In a new O’Reilly report, Data Analytics in Sports: How Playing with Data Transforms the Game, we explore the role of data analytics and new technology in the sports industry. Through a series of interviews with experts at the intersection of data and sports, we break down some of the industry’s most prominent advances in the use of data analytics and explain what these advances mean for players, executives, and fans.

We’ve never before had the technology to single out some of the tiniest idiosyncrasies that make a player a titan of the league, or an amateur, but we’re getting there with products like SportVU software, used by the NBA to collect spatial analysis data, and Vantage Sports, a data platform for tracking and documenting player moves, with optical character recognition software that verifies and cleans the data. Beyond basketball, we explore how data analytics is crumbling long-standing myths about performance in soccer and how the National Football League is using wearable devices to collect vital health data about its players.

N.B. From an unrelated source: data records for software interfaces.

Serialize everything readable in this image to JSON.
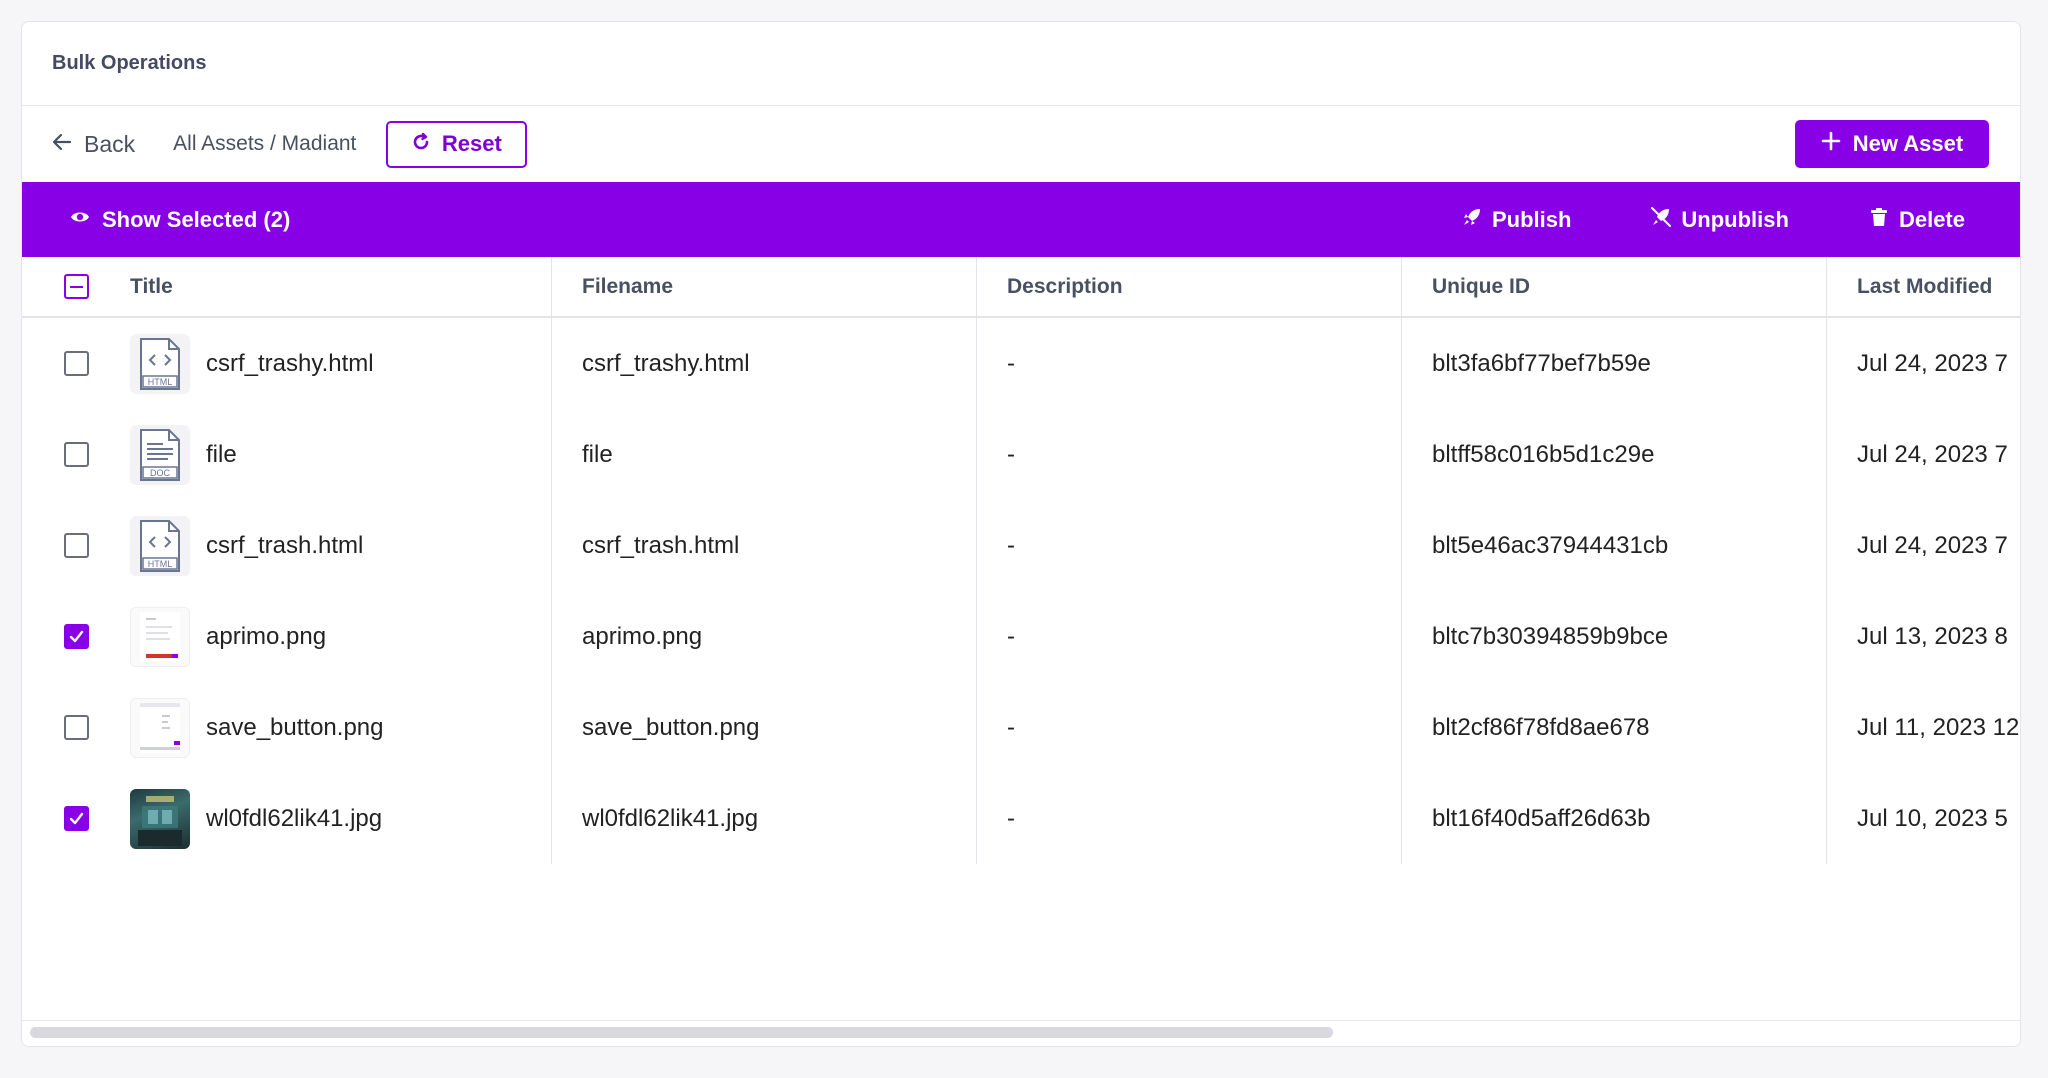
{
  "header": {
    "title": "Bulk Operations"
  },
  "toolbar": {
    "back_label": "Back",
    "breadcrumb": "All Assets / Madiant",
    "reset_label": "Reset",
    "new_asset_label": "New Asset"
  },
  "action_bar": {
    "show_selected_label": "Show Selected (2)",
    "publish_label": "Publish",
    "unpublish_label": "Unpublish",
    "delete_label": "Delete"
  },
  "table": {
    "columns": [
      "Title",
      "Filename",
      "Description",
      "Unique ID",
      "Last Modified"
    ],
    "rows": [
      {
        "title": "csrf_trashy.html",
        "filename": "csrf_trashy.html",
        "description": "-",
        "uid": "blt3fa6bf77bef7b59e",
        "modified": "Jul 24, 2023 7",
        "icon": "html-file-icon",
        "icon_label": "HTML",
        "checked": false
      },
      {
        "title": "file",
        "filename": "file",
        "description": "-",
        "uid": "bltff58c016b5d1c29e",
        "modified": "Jul 24, 2023 7",
        "icon": "doc-file-icon",
        "icon_label": "DOC",
        "checked": false
      },
      {
        "title": "csrf_trash.html",
        "filename": "csrf_trash.html",
        "description": "-",
        "uid": "blt5e46ac37944431cb",
        "modified": "Jul 24, 2023 7",
        "icon": "html-file-icon",
        "icon_label": "HTML",
        "checked": false
      },
      {
        "title": "aprimo.png",
        "filename": "aprimo.png",
        "description": "-",
        "uid": "bltc7b30394859b9bce",
        "modified": "Jul 13, 2023 8",
        "icon": "image-thumbnail",
        "checked": true
      },
      {
        "title": "save_button.png",
        "filename": "save_button.png",
        "description": "-",
        "uid": "blt2cf86f78fd8ae678",
        "modified": "Jul 11, 2023 12",
        "icon": "image-thumbnail",
        "checked": false
      },
      {
        "title": "wl0fdl62lik41.jpg",
        "filename": "wl0fdl62lik41.jpg",
        "description": "-",
        "uid": "blt16f40d5aff26d63b",
        "modified": "Jul 10, 2023 5",
        "icon": "photo-thumbnail",
        "checked": true
      }
    ]
  },
  "colors": {
    "accent": "#8700e6",
    "text": "#222222",
    "muted_text": "#475161",
    "border": "#e3e3ea"
  }
}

In an industry valued at $1.5 trillion globally, and $485 billion in the U.S. alone, with revenues making more than billion-dollar jumps every year, the potential impact of data analytics is more valuable than ever. Money aside, these technologies offer incomparable insights into the human body — not only for the benefit of scoring points on a field or court, but beyond — with the potential to impact other arenas, such as sports medicine and anatomical study.

Download the free report.

Post topics: Data science